Adam describes real intimacy which was made possible by the absence of shame. The two became one. Two personalities, two histories, two futures, two beings joined together for the very first time. The meaning of Adam’s name is “to make” or “earth” and Eve’s is “life.” Adam and Eve were called to make life on the earth. They were formed and joined by God, who blessed them as their original parent.
Jesus expanded on the original account
“…they are no longer two, but one flesh. Therefore, what God has joined together, let no one separate Mark 10:8-9.
He designed and blessed a process that makes us more like Him by becoming one. The design has permanence because each union foreshadows ours with Him. If this be true, then it must be tested to be proven so.
Now the serpent was more crafty than any of the wild animals the Lord God had made. He said to the woman, “Did God really say, ‘You must not eat from any tree in the garden’?” Genesis 3:1

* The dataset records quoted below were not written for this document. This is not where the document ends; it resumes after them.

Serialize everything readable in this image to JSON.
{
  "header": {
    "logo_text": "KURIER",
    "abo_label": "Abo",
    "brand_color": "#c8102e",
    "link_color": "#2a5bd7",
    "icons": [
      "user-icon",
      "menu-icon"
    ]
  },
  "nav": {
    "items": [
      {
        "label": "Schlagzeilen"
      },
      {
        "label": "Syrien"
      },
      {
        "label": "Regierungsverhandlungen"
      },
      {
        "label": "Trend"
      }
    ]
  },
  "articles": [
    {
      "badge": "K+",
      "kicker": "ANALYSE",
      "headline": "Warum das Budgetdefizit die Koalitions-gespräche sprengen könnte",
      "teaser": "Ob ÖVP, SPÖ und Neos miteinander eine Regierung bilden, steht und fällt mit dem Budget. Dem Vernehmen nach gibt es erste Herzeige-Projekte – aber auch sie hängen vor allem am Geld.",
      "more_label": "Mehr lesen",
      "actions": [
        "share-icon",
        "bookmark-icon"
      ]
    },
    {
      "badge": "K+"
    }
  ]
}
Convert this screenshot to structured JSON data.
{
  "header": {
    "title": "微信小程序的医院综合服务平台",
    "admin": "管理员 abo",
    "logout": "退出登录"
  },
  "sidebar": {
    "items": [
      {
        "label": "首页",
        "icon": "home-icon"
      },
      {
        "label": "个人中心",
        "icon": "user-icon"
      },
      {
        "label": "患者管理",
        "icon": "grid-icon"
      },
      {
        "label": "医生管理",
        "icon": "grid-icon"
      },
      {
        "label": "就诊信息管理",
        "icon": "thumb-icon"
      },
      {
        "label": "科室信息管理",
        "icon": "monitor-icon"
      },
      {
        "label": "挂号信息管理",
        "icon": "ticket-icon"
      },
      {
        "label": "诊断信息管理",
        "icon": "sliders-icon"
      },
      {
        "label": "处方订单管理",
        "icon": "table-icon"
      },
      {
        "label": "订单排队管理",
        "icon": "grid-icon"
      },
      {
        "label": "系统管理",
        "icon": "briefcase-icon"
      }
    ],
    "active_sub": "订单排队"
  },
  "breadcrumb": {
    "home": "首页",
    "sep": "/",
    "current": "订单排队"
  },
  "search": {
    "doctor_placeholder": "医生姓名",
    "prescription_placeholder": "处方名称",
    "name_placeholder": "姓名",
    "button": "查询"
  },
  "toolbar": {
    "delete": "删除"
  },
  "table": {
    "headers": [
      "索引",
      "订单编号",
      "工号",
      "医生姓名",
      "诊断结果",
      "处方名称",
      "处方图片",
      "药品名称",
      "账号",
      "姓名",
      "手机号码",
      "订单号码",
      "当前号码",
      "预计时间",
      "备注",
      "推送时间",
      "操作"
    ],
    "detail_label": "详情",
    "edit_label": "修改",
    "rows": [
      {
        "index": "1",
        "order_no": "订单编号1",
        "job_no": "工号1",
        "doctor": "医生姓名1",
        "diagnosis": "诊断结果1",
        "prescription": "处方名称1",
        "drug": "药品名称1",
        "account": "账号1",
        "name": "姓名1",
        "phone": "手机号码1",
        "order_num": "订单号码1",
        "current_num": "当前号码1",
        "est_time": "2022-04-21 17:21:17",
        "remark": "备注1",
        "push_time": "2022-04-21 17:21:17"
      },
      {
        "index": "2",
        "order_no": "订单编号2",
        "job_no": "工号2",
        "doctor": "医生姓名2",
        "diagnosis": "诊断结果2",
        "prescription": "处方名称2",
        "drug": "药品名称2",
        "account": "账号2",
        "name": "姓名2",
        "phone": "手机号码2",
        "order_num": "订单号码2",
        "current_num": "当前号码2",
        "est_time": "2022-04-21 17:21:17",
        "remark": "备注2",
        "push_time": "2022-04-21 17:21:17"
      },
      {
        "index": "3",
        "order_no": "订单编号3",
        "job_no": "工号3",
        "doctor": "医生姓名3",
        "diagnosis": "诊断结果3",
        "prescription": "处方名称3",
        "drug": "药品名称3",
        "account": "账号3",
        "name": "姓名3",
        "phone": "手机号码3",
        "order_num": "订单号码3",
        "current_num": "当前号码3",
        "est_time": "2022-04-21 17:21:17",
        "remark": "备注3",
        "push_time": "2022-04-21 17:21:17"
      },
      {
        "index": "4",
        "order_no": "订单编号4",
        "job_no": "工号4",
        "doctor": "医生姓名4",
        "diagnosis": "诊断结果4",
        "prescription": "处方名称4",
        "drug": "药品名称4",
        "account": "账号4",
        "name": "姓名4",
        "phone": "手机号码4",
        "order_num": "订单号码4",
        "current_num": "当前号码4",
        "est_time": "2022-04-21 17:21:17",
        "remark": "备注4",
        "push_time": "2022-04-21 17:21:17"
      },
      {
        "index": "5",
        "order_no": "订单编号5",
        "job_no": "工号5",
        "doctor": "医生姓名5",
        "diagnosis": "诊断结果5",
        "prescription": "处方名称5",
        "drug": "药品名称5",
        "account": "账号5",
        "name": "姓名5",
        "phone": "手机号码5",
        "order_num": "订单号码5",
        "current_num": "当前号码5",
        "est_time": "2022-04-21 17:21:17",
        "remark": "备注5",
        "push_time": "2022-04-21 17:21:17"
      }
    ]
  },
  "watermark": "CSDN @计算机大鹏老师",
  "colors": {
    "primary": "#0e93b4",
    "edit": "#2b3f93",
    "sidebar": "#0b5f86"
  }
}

The truth about God’s heart for them and their union was quickly called into question. If your marriage was attacked right from the start, you’re not alone. Satan opposed the original marriage, and every union since. His job is to test what’s true. In the testing, God’s children learn and mature. What is true will survive and stand in the end. You see, the story of the bride is about the ones who overcome.
The promises for her are displayed in Revelation 2 and 3 are available for all to see. Even the adversary and his counterparts have been able to see them for over 1,900 years.
“I will give them (those who overcome) a white stone with a new name written on it…I will give authority over the nations…They will walk with me, dressed in white, for they are worthy…I will give the right to sit with me on my throne, just as I was victorious and sat down with my Father on his throne.” Revelation 2-3
Pure beginnings, purified through trials, and a glorious outcome. The bride, her journey and ultimate destiny seems to be the focal point of God’s chosen narrative. Many questions arise. How far can the adversary go to disrupt this outcome? Or better question, has God allowed him a place in the story to test, refine and purify His chosen? What else is God speaking to us through the mystery of marriage and its opposition? Why and how has the celebration and ceremony of two becoming one been preserved throughout the ages?
God’s chosen story, recorded through history and in the Scriptures brings us answers. Echoes of his desire for union sing throughout His Word and world. The Law, the prophets, and the stories of Jesus Himself give us details of what’s ahead. The culmination of our destiny is a very real happily ever after, but currently we find ourselves locked in the battle between God’s words and their ultimate fulfillment.